We have all seen mold many times. Moldy bread, moldy cheese, mold in the bottom of dirty garbage cans, mold around wet sinks and bathtubs, and many other places.
When you think about it, mold is everywhere. The problem occurs when it begins living in your house and destroying it and your health.
What is mold?
Mold is a type of fungus, one of over 5,000 different types! It is a microscopic organism that lives by digesting organic matter. It reproduces by releasing millions of tiny spores.
Mold is a necessary and useful part of nature. It helps decompose plant debris, wood and leaves. In nature it is very useful and without it our ecosystem would collapse. Unfortunately, it is not so useful in your home!
When the mold reproduces, it sends out tiny spores that enter your home. Once it finds a suitable environment, it begins digesting your walls, carpets, furniture and anything else that provides a humid and moist environment.
You can minimize the growth of mold in your house by good housekeeping, especially by keeping your house dry. It is the nice dark, moist areas that mold loves.
Very often, people are unaware of the mold growing in their house. Many times they only become aware when the odor becomes musty or family members experience a physical reaction. This reaction can be a runny nose, sneezing, coughing, irritated skin, headaches and other unpleasant symptoms.
When cleaning molds you must take care not to inhale the spores that are released when the mold is disturbed. Also, the spores can enter your body through your skin, which is your largest organ!
Sometimes mold can enter your body through eating moldy food or drink, or incidental hand to mouth contact.
Mold is not generally harmful to healthy people. However, for people suffering from allergies or asthma, mold can pose a real health threat.

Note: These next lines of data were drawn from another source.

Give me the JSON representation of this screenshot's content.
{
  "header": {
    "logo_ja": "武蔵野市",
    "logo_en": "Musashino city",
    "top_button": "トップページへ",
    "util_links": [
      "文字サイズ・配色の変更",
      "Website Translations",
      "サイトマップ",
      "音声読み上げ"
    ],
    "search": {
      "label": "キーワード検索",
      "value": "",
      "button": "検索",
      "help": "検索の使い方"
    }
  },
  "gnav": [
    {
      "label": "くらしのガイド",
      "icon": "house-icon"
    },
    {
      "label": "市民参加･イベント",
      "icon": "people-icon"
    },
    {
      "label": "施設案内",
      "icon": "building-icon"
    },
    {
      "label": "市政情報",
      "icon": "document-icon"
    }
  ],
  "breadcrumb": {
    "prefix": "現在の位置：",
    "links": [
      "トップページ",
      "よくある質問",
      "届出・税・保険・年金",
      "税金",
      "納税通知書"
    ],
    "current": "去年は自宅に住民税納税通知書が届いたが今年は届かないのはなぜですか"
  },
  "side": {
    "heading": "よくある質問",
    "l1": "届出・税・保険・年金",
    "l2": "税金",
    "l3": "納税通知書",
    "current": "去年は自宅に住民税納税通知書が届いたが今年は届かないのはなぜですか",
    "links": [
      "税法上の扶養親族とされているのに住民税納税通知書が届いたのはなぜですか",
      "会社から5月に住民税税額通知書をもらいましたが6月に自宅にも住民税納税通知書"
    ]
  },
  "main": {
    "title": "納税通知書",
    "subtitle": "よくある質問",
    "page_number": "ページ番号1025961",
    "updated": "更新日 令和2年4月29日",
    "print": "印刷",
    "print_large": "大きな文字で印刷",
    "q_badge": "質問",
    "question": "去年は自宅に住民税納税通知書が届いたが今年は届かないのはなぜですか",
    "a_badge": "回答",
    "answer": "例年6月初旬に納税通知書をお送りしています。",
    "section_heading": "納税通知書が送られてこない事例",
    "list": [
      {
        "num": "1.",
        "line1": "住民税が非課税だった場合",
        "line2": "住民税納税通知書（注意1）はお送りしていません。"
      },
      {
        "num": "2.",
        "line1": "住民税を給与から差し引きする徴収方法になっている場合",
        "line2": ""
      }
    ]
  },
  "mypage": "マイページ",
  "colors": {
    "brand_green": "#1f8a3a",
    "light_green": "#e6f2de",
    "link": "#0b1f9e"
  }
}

Mold spores can even trigger an asthma attack.
If you suspect that your symptoms are caused by mold spores, you should see a physician.